### PROMPT
Report the tally of lines featuring the word "Canada" in the entries below, without anything else.

==== INFORMATION GIVEN

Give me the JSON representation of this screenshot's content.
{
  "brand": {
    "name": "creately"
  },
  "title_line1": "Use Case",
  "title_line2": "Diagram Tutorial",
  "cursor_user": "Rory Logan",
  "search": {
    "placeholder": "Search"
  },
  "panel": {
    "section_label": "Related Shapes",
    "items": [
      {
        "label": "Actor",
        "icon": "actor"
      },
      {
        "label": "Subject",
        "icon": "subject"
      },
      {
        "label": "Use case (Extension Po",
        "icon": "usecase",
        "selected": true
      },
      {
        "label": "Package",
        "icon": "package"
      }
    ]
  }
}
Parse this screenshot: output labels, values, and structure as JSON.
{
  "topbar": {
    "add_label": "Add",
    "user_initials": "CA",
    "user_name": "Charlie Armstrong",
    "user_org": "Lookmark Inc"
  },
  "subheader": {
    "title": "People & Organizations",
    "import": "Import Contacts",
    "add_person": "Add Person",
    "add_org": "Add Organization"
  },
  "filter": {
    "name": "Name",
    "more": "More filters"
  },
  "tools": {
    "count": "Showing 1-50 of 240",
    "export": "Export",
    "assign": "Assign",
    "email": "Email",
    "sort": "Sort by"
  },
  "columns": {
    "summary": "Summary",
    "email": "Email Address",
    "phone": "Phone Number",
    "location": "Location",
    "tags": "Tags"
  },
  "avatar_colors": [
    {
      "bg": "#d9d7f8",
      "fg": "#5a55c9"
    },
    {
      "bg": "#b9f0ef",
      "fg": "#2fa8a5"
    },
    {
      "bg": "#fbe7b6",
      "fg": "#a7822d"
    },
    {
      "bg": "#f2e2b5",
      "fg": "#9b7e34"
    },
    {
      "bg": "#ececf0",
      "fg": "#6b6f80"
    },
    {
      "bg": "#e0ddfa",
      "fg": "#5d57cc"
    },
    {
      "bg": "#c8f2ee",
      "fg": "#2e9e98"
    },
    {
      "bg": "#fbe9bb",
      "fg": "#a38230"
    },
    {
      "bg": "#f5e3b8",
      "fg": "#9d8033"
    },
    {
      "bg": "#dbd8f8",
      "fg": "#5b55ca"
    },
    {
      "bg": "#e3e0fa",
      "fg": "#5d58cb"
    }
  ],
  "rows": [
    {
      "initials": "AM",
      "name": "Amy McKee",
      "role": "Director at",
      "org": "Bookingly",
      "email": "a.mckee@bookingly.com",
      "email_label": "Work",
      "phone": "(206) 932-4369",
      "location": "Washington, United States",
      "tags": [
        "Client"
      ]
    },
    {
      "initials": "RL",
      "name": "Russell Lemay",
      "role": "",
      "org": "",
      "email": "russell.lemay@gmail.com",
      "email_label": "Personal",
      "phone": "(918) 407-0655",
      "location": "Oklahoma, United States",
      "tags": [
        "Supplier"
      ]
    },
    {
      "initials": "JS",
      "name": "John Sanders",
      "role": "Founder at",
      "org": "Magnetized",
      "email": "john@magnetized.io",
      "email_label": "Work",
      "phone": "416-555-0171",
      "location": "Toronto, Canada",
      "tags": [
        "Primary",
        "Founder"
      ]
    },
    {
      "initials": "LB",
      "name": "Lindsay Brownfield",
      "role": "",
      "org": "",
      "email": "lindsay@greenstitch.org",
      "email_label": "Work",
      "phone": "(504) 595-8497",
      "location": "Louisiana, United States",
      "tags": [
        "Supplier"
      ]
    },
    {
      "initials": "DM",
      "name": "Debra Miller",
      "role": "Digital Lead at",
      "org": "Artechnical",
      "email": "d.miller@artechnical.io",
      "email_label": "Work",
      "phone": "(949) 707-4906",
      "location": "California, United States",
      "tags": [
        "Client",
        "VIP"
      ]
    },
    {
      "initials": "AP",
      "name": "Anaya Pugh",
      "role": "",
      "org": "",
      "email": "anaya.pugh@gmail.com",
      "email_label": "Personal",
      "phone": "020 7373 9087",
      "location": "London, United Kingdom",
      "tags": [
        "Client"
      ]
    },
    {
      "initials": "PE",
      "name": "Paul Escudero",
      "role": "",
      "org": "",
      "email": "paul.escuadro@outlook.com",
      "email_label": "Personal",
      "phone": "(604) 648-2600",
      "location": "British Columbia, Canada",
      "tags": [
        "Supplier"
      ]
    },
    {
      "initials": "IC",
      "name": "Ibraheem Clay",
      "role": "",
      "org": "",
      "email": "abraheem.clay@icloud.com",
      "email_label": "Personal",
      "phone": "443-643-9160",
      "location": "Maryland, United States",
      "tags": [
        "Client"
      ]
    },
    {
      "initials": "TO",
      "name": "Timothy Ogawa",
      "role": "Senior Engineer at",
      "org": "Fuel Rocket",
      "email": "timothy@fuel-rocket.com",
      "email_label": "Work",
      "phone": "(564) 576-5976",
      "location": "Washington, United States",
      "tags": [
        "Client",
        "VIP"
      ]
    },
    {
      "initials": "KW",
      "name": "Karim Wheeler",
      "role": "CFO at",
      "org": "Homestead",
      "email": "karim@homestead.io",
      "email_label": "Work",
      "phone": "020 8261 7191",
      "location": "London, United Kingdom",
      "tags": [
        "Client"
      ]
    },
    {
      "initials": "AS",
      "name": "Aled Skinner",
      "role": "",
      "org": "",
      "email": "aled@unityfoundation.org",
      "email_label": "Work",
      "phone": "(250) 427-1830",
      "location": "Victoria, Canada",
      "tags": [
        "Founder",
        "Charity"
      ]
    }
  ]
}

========

### YOUR RESPONSE
3